[Entries from a dataset of interfaces]
▬▬▬

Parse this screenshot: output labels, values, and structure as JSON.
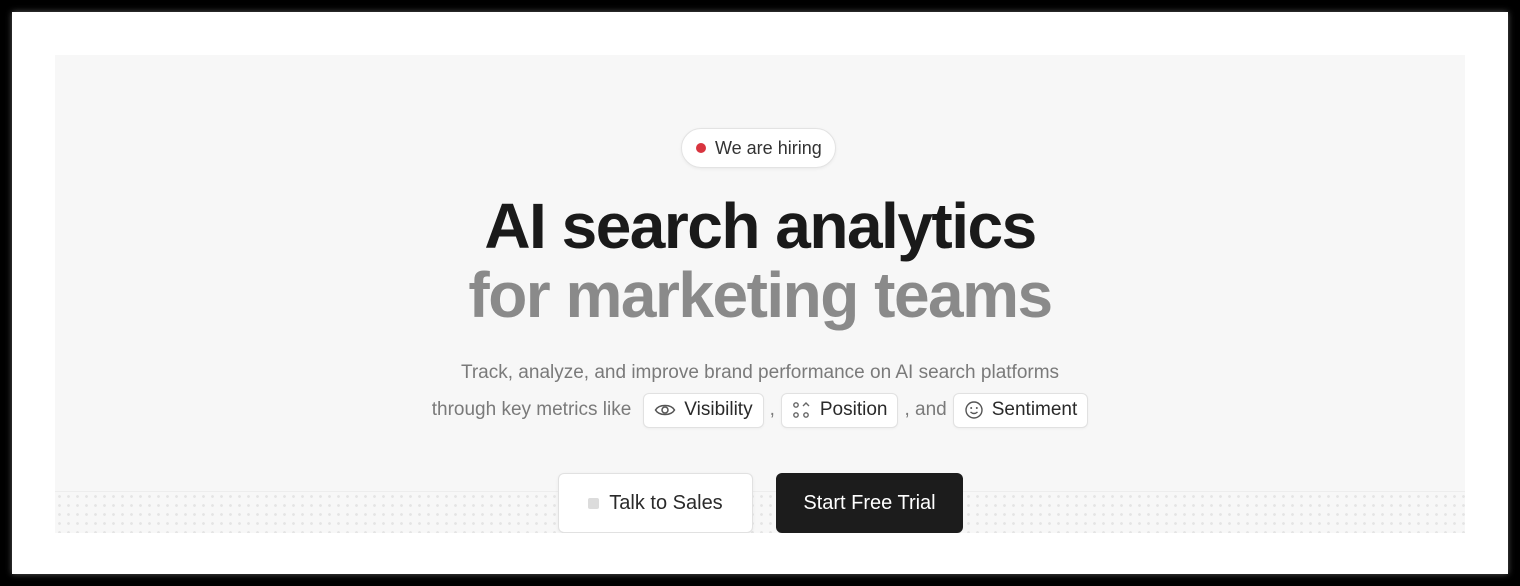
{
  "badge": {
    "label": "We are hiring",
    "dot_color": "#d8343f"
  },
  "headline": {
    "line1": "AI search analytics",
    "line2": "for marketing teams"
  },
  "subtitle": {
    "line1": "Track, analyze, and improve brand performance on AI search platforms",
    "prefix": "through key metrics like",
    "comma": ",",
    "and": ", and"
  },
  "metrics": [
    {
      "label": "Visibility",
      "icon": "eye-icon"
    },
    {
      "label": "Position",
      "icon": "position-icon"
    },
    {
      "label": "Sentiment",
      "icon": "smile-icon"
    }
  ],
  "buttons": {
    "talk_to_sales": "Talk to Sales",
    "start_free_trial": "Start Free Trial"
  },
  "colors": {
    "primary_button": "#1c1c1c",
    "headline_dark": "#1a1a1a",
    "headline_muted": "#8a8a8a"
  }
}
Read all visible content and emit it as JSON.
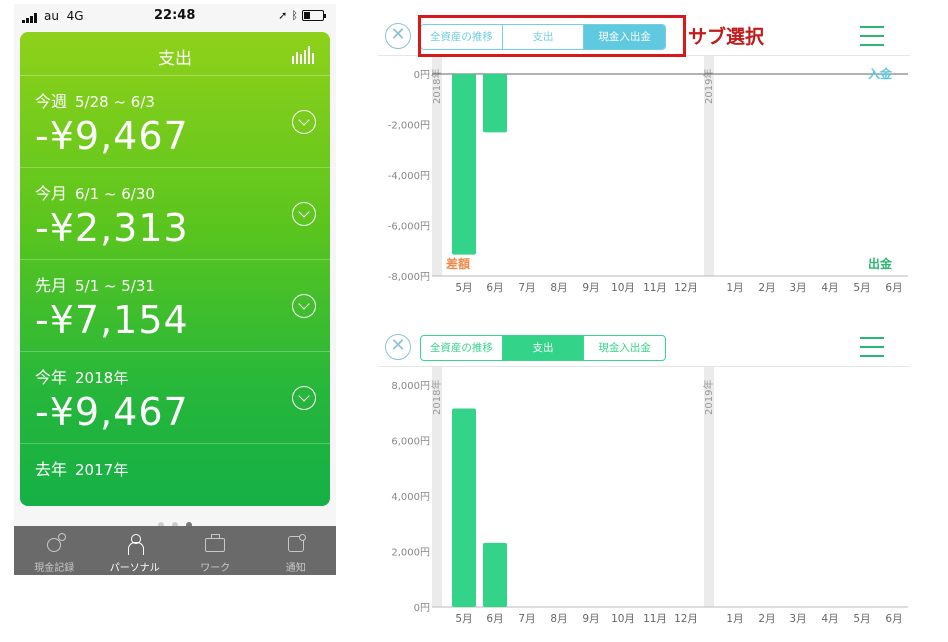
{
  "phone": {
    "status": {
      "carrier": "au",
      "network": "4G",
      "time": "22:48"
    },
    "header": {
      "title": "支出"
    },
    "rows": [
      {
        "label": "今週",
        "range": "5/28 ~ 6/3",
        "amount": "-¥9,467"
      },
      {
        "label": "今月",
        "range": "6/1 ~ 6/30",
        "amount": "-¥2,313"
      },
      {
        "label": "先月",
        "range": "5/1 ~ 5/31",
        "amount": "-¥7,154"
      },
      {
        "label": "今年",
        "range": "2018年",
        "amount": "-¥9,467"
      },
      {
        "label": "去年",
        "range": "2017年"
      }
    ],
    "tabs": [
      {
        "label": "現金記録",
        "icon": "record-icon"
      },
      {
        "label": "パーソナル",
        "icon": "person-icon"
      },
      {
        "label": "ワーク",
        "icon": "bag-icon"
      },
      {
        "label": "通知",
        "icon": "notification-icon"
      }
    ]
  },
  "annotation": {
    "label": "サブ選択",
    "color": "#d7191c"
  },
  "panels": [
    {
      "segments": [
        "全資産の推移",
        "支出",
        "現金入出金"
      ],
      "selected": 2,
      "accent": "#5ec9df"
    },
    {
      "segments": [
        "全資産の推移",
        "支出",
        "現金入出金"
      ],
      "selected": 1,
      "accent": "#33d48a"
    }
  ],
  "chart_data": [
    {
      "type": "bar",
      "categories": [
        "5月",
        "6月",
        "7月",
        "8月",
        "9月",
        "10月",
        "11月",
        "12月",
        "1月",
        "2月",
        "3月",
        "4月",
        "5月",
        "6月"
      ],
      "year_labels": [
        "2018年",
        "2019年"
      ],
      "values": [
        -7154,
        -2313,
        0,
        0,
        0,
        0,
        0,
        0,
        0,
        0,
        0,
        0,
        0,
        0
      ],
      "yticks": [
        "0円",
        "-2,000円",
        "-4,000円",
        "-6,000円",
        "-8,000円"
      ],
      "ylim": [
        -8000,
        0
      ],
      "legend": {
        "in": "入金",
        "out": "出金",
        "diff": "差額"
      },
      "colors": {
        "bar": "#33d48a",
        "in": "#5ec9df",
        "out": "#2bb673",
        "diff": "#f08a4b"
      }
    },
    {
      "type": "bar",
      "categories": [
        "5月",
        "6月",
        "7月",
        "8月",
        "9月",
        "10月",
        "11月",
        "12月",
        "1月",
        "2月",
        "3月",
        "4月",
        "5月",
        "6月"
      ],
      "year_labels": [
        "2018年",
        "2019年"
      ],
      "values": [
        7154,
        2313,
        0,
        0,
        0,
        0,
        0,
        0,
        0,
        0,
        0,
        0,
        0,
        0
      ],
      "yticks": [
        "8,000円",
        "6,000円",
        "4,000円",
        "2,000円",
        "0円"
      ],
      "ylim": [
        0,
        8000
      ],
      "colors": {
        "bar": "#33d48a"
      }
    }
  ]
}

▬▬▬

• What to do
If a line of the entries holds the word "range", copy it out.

• Response to the exercise
        "range": "5/28 ~ 6/3",
        "range": "6/1 ~ 6/30",
        "range": "5/1 ~ 5/31",
        "range": "2018年",
        "range": "2017年"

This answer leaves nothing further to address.